▶ **The task**: Be exact. Print each record as it stands.
------ Data in this exercise
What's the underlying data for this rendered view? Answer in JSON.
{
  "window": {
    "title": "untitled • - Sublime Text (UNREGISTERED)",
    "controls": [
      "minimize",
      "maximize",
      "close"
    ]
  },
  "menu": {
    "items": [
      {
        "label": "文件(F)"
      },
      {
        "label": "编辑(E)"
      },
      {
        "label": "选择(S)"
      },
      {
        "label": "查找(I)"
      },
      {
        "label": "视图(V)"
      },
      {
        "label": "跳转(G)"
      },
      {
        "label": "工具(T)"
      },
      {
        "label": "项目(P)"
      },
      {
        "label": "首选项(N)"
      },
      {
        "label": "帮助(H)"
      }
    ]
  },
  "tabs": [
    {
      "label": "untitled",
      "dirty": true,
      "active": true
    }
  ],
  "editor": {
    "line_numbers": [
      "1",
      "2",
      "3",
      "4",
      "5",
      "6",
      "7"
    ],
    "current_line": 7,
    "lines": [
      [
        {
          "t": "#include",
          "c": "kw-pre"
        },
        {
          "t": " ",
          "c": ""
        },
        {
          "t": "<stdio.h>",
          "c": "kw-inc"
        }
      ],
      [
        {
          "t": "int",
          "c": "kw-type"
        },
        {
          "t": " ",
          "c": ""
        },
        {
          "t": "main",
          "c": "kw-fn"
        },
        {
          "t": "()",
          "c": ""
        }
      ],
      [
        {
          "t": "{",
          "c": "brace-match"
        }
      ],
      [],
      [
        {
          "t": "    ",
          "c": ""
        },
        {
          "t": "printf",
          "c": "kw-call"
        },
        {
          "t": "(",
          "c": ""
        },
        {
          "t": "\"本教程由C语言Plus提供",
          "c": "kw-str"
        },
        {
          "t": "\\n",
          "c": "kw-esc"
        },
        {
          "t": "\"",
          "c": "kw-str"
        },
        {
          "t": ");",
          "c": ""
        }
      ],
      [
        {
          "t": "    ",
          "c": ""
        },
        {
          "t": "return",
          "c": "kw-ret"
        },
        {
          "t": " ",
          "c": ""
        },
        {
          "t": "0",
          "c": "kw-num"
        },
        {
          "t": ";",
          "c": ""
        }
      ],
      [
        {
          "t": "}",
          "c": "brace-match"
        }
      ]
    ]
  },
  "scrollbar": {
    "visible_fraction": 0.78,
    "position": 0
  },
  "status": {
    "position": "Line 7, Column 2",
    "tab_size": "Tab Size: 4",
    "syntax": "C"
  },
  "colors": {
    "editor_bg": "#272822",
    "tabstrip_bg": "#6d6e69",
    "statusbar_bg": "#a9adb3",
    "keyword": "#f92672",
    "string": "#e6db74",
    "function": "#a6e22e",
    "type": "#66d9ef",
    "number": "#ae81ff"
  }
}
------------
▶ **Solution to this exercise**:
What's the underlying data for this rendered view? Answer in JSON.
{
  "window": {
    "title": "untitled • - Sublime Text (UNREGISTERED)",
    "controls": [
      "minimize",
      "maximize",
      "close"
    ]
  },
  "menu": {
    "items": [
      {
        "label": "文件(F)"
      },
      {
        "label": "编辑(E)"
      },
      {
        "label": "选择(S)"
      },
      {
        "label": "查找(I)"
      },
      {
        "label": "视图(V)"
      },
      {
        "label": "跳转(G)"
      },
      {
        "label": "工具(T)"
      },
      {
        "label": "项目(P)"
      },
      {
        "label": "首选项(N)"
      },
      {
        "label": "帮助(H)"
      }
    ]
  },
  "tabs": [
    {
      "label": "untitled",
      "dirty": true,
      "active": true
    }
  ],
  "editor": {
    "line_numbers": [
      "1",
      "2",
      "3",
      "4",
      "5",
      "6",
      "7"
    ],
    "current_line": 7,
    "lines": [
      [
        {
          "t": "#include",
          "c": "kw-pre"
        },
        {
          "t": " ",
          "c": ""
        },
        {
          "t": "<stdio.h>",
          "c": "kw-inc"
        }
      ],
      [
        {
          "t": "int",
          "c": "kw-type"
        },
        {
          "t": " ",
          "c": ""
        },
        {
          "t": "main",
          "c": "kw-fn"
        },
        {
          "t": "()",
          "c": ""
        }
      ],
      [
        {
          "t": "{",
          "c": "brace-match"
        }
      ],
      [],
      [
        {
          "t": "    ",
          "c": ""
        },
        {
          "t": "printf",
          "c": "kw-call"
        },
        {
          "t": "(",
          "c": ""
        },
        {
          "t": "\"本教程由C语言Plus提供",
          "c": "kw-str"
        },
        {
          "t": "\\n",
          "c": "kw-esc"
        },
        {
          "t": "\"",
          "c": "kw-str"
        },
        {
          "t": ");",
          "c": ""
        }
      ],
      [
        {
          "t": "    ",
          "c": ""
        },
        {
          "t": "return",
          "c": "kw-ret"
        },
        {
          "t": " ",
          "c": ""
        },
        {
          "t": "0",
          "c": "kw-num"
        },
        {
          "t": ";",
          "c": ""
        }
      ],
      [
        {
          "t": "}",
          "c": "brace-match"
        }
      ]
    ]
  },
  "scrollbar": {
    "visible_fraction": 0.78,
    "position": 0
  },
  "status": {
    "position": "Line 7, Column 2",
    "tab_size": "Tab Size: 4",
    "syntax": "C"
  },
  "colors": {
    "editor_bg": "#272822",
    "tabstrip_bg": "#6d6e69",
    "statusbar_bg": "#a9adb3",
    "keyword": "#f92672",
    "string": "#e6db74",
    "function": "#a6e22e",
    "type": "#66d9ef",
    "number": "#ae81ff"
  }
}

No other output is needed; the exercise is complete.